What happened in Estonia last week?

The main story of the week: On Wednesday, the police detained 12 people, including four Police and Border Guard employees, in what is believed to be the biggest scam the country has seen for years. The suspects allegedly issued official documents that need state approval, such as language test certificates, living permits, papers needed to receive Estonian citizenship, and medical certificates. According to Health and Labor Minister Jevgeni Ossinovski, the people who received Estonian passports through the scam, will probably have their citizenship revoked.

The government is not only limiting the sale and advertizing of alcohol, but has now also announced its plan to introduce new and stricter punishments for drunk driving.

Estonia did well on several reports published last week. It retained it's second position in the Freedom House's 2015 internet freedom index and was in top 20 for ease of doing business. In another list, Lonely Planet named Estonia the "best value destination" of 2016.

The culture ministry announced that they will start offering monthly salaries to five artists and five writers for the next three years, starting 2016.

Editor: M. Oll

Opinion digest: Our plans do not have to bend to distorted Russophobia

In a recent opinion piece in Postimees, small business-owner and Reform Party member Vootele Päi responded to criticism sparked by Prime Minister Jüri Ratas' plans to attend a commemorative concert-service at the Estonian church in Saint Petersburg next month.

Kallas, Kasemets, Maasikas: EU is strong, no upside to losing the euro
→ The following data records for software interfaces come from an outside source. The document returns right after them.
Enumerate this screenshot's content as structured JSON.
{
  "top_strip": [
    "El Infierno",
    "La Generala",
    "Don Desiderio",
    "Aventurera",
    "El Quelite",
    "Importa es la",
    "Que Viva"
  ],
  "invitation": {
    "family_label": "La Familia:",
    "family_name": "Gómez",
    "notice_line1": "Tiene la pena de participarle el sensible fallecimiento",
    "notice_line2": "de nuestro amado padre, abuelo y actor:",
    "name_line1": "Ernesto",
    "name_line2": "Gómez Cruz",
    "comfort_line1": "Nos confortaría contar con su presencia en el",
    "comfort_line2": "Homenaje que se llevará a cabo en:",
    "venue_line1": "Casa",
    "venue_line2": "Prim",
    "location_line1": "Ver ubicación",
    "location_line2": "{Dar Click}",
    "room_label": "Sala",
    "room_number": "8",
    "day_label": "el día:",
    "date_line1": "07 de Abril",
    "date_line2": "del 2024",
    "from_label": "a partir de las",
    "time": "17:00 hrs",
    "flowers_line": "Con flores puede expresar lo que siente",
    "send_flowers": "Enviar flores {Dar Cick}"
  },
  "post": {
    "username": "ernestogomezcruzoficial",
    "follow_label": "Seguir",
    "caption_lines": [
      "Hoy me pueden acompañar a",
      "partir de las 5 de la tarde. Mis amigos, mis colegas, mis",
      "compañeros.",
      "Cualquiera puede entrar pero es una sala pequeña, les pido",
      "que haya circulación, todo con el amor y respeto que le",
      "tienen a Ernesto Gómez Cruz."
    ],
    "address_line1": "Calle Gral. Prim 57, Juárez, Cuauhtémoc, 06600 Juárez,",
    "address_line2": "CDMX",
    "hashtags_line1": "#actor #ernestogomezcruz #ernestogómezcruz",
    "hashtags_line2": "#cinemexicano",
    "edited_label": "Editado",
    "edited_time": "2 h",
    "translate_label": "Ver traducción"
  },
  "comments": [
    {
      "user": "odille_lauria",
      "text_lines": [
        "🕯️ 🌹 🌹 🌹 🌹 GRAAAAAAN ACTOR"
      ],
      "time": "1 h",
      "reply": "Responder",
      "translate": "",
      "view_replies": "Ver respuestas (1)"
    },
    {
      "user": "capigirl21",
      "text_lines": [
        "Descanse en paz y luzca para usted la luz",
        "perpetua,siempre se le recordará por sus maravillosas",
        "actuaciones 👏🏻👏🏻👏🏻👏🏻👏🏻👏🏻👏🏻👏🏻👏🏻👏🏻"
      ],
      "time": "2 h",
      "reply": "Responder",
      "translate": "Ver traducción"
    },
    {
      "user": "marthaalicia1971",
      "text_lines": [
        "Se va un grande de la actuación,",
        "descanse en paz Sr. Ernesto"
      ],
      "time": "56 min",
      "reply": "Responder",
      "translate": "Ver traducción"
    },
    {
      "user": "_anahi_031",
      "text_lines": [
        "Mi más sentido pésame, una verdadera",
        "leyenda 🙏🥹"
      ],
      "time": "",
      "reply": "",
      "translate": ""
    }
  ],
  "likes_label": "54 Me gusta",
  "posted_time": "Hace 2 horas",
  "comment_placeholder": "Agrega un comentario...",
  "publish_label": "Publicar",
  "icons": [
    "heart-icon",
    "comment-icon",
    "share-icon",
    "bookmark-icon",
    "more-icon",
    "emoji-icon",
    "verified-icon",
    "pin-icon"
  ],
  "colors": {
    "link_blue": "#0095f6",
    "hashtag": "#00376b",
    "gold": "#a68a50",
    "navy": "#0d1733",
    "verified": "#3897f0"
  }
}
Speaking on Vikerraadio's "Reporteritund" ahead of the 60th anniversary of the Treaty of Rome, Siim Kallas, Keit Kasemets and Matti Maasikas agreed that despite its prblems, the EU remained strong as a union.